Latin American Influences
Across the Atlantic, African masks have also influenced indigenous art traditions in Latin America. The African diaspora brought African cultural elements to countries like Brazil, Cuba, and Haiti, where they merged with local traditions to create unique art forms.
For example, in Brazil, the Afro-Brazilian art form known as "Candomblé" incorporates African masks and costumes in its religious ceremonies. This fusion of African and Brazilian culture adds vibrancy and spirituality to the artistic expressions of the community.
The cultural exchange of African masks extends even further to Asia, where they have inspired indigenous art traditions in countries like Indonesia and Japan. In Indonesia, the art of mask-making is deeply rooted in traditional theater and dance forms.
Japanese Noh theater, characterized by its use of masks, draws inspiration from African masks in terms of form and expression. The exaggerated features and dramatic symbolism of African masks resonate with the aesthetics and storytelling traditions of Japanese theater.
Preserving Cultural Heritage
The cultural exchange between African masks and other indigenous art traditions is not just about artistic influence; it is also about preserving cultural heritage. By embracing and incorporating elements of African masks into their own traditions, these art forms ensure that the stories, beliefs, and values of African cultures continue to thrive and resonate with future generations.
This exchange of artistic ideas also encourages dialogue and understanding between different cultures, fostering a sense of unity in our diverse world. It reminds us of the power of art to connect people, transcending language barriers and cultural differences.
Embracing Diversity through Art
As we celebrate the cultural exchange of African masks with other indigenous art traditions, it is essential to recognize and honor the origins and significance of these art forms. It is not about appropriation but rather about appreciating the beauty, craftsmanship, and storytelling that these masks represent.
By embracing diversity through art, we can create a more inclusive and interconnected world. Whether it's through displaying African masks in our homes, supporting indigenous artists, or exploring cultural exchanges in our own creative endeavors, we can contribute to the preservation and celebration of our shared humanity.

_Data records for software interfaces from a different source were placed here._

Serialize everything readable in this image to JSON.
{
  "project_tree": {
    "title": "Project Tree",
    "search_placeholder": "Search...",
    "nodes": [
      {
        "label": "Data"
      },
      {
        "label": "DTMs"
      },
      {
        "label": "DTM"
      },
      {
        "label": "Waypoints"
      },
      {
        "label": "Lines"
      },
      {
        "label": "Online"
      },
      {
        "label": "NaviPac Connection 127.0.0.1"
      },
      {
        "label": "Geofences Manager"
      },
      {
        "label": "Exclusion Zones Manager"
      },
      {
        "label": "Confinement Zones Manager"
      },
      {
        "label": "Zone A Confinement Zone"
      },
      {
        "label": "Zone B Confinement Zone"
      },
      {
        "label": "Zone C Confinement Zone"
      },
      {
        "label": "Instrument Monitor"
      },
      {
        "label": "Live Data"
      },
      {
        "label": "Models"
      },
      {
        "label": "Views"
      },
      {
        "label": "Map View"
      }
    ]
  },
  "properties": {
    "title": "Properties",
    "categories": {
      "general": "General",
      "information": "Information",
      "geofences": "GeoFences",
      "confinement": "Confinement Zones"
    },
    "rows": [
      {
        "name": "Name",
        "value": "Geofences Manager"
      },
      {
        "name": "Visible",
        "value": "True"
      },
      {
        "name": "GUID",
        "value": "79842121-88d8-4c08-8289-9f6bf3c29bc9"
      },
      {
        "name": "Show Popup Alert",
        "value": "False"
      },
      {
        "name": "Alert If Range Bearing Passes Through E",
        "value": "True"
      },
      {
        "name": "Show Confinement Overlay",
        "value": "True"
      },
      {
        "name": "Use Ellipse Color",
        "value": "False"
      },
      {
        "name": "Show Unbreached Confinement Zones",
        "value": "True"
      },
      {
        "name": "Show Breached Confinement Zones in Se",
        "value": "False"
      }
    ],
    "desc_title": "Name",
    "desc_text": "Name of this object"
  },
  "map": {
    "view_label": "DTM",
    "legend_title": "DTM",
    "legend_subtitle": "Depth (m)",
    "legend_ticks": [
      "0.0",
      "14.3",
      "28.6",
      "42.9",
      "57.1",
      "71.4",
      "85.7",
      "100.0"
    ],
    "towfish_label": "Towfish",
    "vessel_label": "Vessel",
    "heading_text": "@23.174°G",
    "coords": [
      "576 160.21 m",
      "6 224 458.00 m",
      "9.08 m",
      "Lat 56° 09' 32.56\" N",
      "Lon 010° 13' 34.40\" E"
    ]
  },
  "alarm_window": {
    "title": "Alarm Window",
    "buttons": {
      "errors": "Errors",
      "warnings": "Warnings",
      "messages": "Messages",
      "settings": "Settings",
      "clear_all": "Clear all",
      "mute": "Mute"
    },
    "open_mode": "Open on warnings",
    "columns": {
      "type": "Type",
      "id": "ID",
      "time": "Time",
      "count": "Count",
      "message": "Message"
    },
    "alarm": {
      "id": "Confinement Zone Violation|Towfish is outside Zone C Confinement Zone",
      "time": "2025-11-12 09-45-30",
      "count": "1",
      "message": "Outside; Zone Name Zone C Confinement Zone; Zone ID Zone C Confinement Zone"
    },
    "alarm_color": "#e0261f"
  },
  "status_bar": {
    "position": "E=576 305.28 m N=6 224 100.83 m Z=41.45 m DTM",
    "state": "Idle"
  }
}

So, let us continue to explore, appreciate, and learn from the cultural exchange of African masks with other indigenous art traditions. Let us embrace the power of art to bridge divides and foster a deeper appreciation for the rich and diverse tapestry of our world.